Component data from apps and pages
------------------------------------

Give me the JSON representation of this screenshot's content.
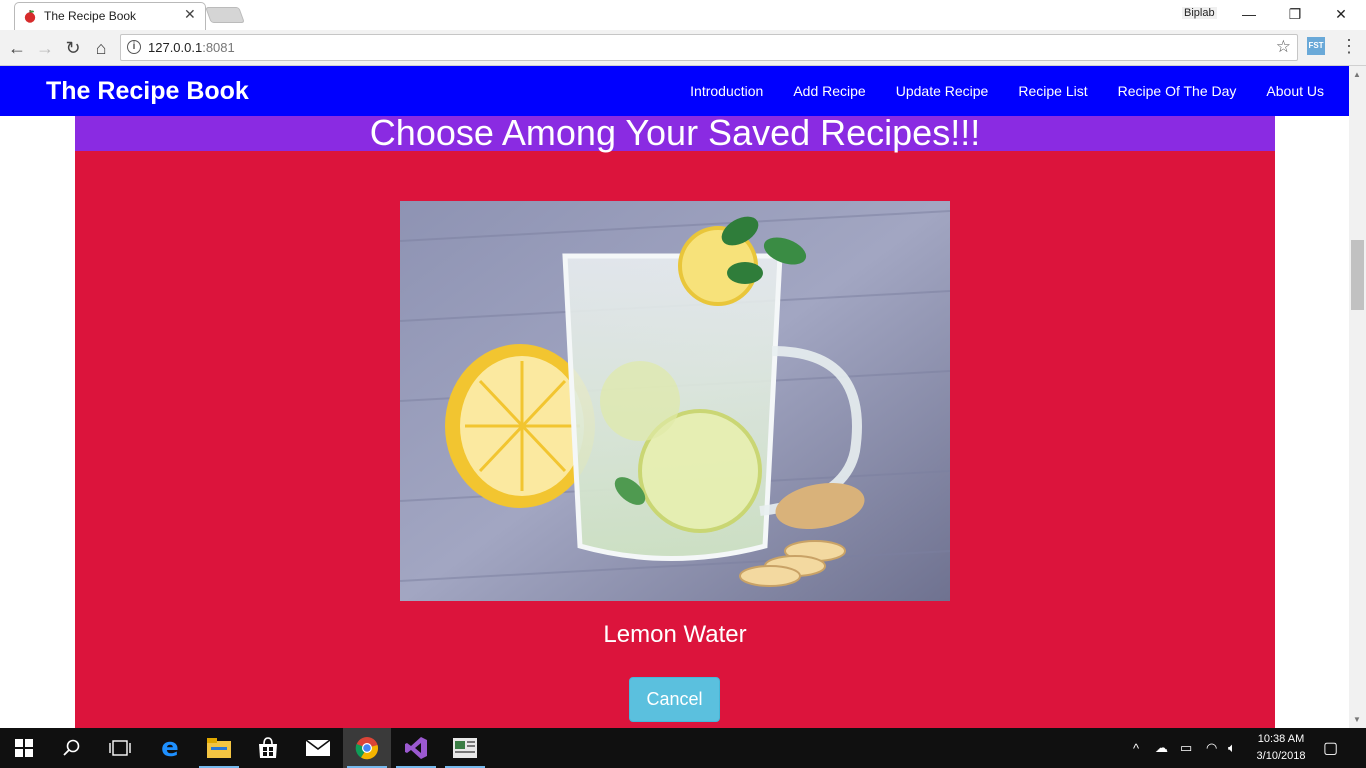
{
  "browser": {
    "tab_title": "The Recipe Book",
    "tab_close": "✕",
    "profile_name": "Biplab",
    "url_host": "127.0.0.1",
    "url_port": ":8081",
    "ext_label": "FST"
  },
  "navbar": {
    "brand": "The Recipe Book",
    "links": [
      "Introduction",
      "Add Recipe",
      "Update Recipe",
      "Recipe List",
      "Recipe Of The Day",
      "About Us"
    ],
    "color": "#0000ff"
  },
  "main": {
    "heading": "Choose Among Your Saved Recipes!!!",
    "recipe_name": "Lemon Water",
    "cancel_label": "Cancel",
    "band_color": "#8a2be2",
    "panel_color": "#dc143c",
    "button_color": "#5bc0de"
  },
  "taskbar": {
    "time": "10:38 AM",
    "date": "3/10/2018",
    "apps": [
      "start-icon",
      "search-icon",
      "task-view-icon",
      "edge-icon",
      "file-explorer-icon",
      "store-icon",
      "mail-icon",
      "chrome-icon",
      "visual-studio-icon",
      "app-icon"
    ]
  }
}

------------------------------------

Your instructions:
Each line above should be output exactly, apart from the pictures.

Final answer:
Give me the JSON representation of this screenshot's content.
{
  "browser": {
    "tab_title": "The Recipe Book",
    "tab_close": "✕",
    "profile_name": "Biplab",
    "url_host": "127.0.0.1",
    "url_port": ":8081",
    "ext_label": "FST"
  },
  "navbar": {
    "brand": "The Recipe Book",
    "links": [
      "Introduction",
      "Add Recipe",
      "Update Recipe",
      "Recipe List",
      "Recipe Of The Day",
      "About Us"
    ],
    "color": "#0000ff"
  },
  "main": {
    "heading": "Choose Among Your Saved Recipes!!!",
    "recipe_name": "Lemon Water",
    "cancel_label": "Cancel",
    "band_color": "#8a2be2",
    "panel_color": "#dc143c",
    "button_color": "#5bc0de"
  },
  "taskbar": {
    "time": "10:38 AM",
    "date": "3/10/2018",
    "apps": [
      "start-icon",
      "search-icon",
      "task-view-icon",
      "edge-icon",
      "file-explorer-icon",
      "store-icon",
      "mail-icon",
      "chrome-icon",
      "visual-studio-icon",
      "app-icon"
    ]
  }
}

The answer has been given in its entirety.